- _DESCRIPTION OF THE TASK_
Return, from the data that follows, each line that holds the word "Specify".

-- LISTED ENTRIES follows --

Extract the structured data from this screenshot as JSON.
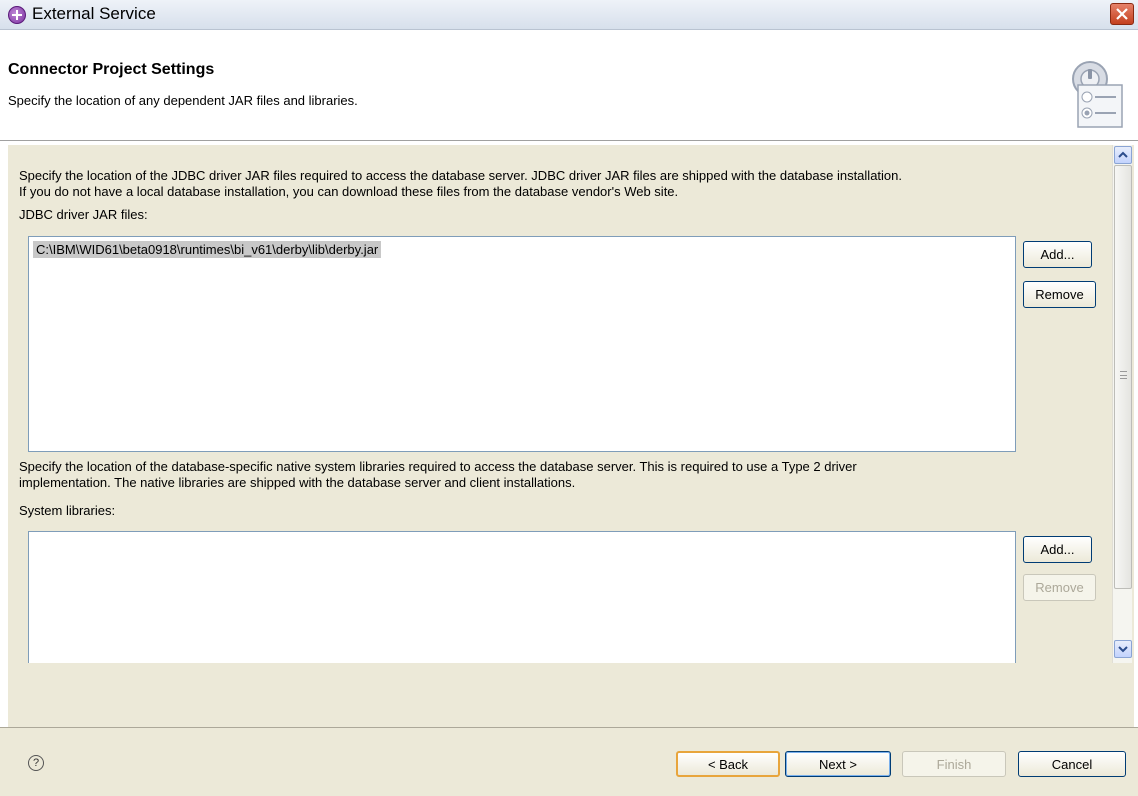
{
  "window": {
    "title": "External Service"
  },
  "header": {
    "title": "Connector Project Settings",
    "description": "Specify the location of any dependent JAR files and libraries."
  },
  "jdbc": {
    "description_line1": "Specify the location of the JDBC driver JAR files required to access the database server. JDBC driver JAR files are shipped with the database installation.",
    "description_line2": "If you do not have a local database installation, you can download these files from the database vendor's Web site.",
    "label": "JDBC driver JAR files:",
    "items": [
      "C:\\IBM\\WID61\\beta0918\\runtimes\\bi_v61\\derby\\lib\\derby.jar"
    ],
    "add_label": "Add...",
    "remove_label": "Remove"
  },
  "native": {
    "description_line1": "Specify the location of the database-specific native system libraries required to access the database server. This is required to use a Type 2 driver",
    "description_line2": "implementation. The native libraries are shipped with the database server and client installations.",
    "label": "System libraries:",
    "items": [],
    "add_label": "Add...",
    "remove_label": "Remove"
  },
  "footer": {
    "help_glyph": "?",
    "back_label": "< Back",
    "next_label": "Next >",
    "finish_label": "Finish",
    "cancel_label": "Cancel"
  }
}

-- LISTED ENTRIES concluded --

- _RESULT OF THIS EXERCISE_
    "description": "Specify the location of any dependent JAR files and libraries."
    "description_line1": "Specify the location of the JDBC driver JAR files required to access the database server. JDBC driver JAR files are shipped with the database installation.",
    "description_line1": "Specify the location of the database-specific native system libraries required to access the database server. This is required to use a Type 2 driver",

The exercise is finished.